Provided information Start Marker

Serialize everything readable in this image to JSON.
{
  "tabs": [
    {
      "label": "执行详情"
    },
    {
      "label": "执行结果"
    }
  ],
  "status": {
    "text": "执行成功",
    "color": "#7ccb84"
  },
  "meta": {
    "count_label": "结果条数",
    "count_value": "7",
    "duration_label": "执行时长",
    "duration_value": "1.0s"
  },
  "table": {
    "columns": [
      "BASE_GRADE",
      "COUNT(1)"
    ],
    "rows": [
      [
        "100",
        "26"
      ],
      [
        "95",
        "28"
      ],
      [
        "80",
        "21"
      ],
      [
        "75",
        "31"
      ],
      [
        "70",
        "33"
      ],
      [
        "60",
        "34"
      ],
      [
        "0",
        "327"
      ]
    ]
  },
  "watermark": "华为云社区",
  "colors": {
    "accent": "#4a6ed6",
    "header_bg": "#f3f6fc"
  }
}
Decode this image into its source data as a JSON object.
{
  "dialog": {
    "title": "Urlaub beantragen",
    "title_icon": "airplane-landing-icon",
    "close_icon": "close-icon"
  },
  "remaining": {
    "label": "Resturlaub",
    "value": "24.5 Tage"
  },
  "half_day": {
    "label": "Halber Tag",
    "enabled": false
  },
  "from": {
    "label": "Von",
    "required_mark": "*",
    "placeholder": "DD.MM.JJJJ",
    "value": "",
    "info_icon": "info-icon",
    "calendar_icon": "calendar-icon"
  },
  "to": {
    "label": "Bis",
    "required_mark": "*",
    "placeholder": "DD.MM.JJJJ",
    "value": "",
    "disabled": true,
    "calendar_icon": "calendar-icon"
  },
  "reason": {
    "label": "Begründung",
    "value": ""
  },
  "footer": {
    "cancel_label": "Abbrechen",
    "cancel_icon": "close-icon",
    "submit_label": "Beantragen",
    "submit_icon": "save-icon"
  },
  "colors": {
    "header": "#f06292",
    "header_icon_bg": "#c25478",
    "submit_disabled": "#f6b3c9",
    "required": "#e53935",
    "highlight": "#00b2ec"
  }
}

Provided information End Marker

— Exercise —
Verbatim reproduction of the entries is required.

— Output of the task —
Serialize everything readable in this image to JSON.
{
  "tabs": [
    {
      "label": "执行详情"
    },
    {
      "label": "执行结果"
    }
  ],
  "status": {
    "text": "执行成功",
    "color": "#7ccb84"
  },
  "meta": {
    "count_label": "结果条数",
    "count_value": "7",
    "duration_label": "执行时长",
    "duration_value": "1.0s"
  },
  "table": {
    "columns": [
      "BASE_GRADE",
      "COUNT(1)"
    ],
    "rows": [
      [
        "100",
        "26"
      ],
      [
        "95",
        "28"
      ],
      [
        "80",
        "21"
      ],
      [
        "75",
        "31"
      ],
      [
        "70",
        "33"
      ],
      [
        "60",
        "34"
      ],
      [
        "0",
        "327"
      ]
    ]
  },
  "watermark": "华为云社区",
  "colors": {
    "accent": "#4a6ed6",
    "header_bg": "#f3f6fc"
  }
}
Decode this image into its source data as a JSON object.
{
  "dialog": {
    "title": "Urlaub beantragen",
    "title_icon": "airplane-landing-icon",
    "close_icon": "close-icon"
  },
  "remaining": {
    "label": "Resturlaub",
    "value": "24.5 Tage"
  },
  "half_day": {
    "label": "Halber Tag",
    "enabled": false
  },
  "from": {
    "label": "Von",
    "required_mark": "*",
    "placeholder": "DD.MM.JJJJ",
    "value": "",
    "info_icon": "info-icon",
    "calendar_icon": "calendar-icon"
  },
  "to": {
    "label": "Bis",
    "required_mark": "*",
    "placeholder": "DD.MM.JJJJ",
    "value": "",
    "disabled": true,
    "calendar_icon": "calendar-icon"
  },
  "reason": {
    "label": "Begründung",
    "value": ""
  },
  "footer": {
    "cancel_label": "Abbrechen",
    "cancel_icon": "close-icon",
    "submit_label": "Beantragen",
    "submit_icon": "save-icon"
  },
  "colors": {
    "header": "#f06292",
    "header_icon_bg": "#c25478",
    "submit_disabled": "#f6b3c9",
    "required": "#e53935",
    "highlight": "#00b2ec"
  }
}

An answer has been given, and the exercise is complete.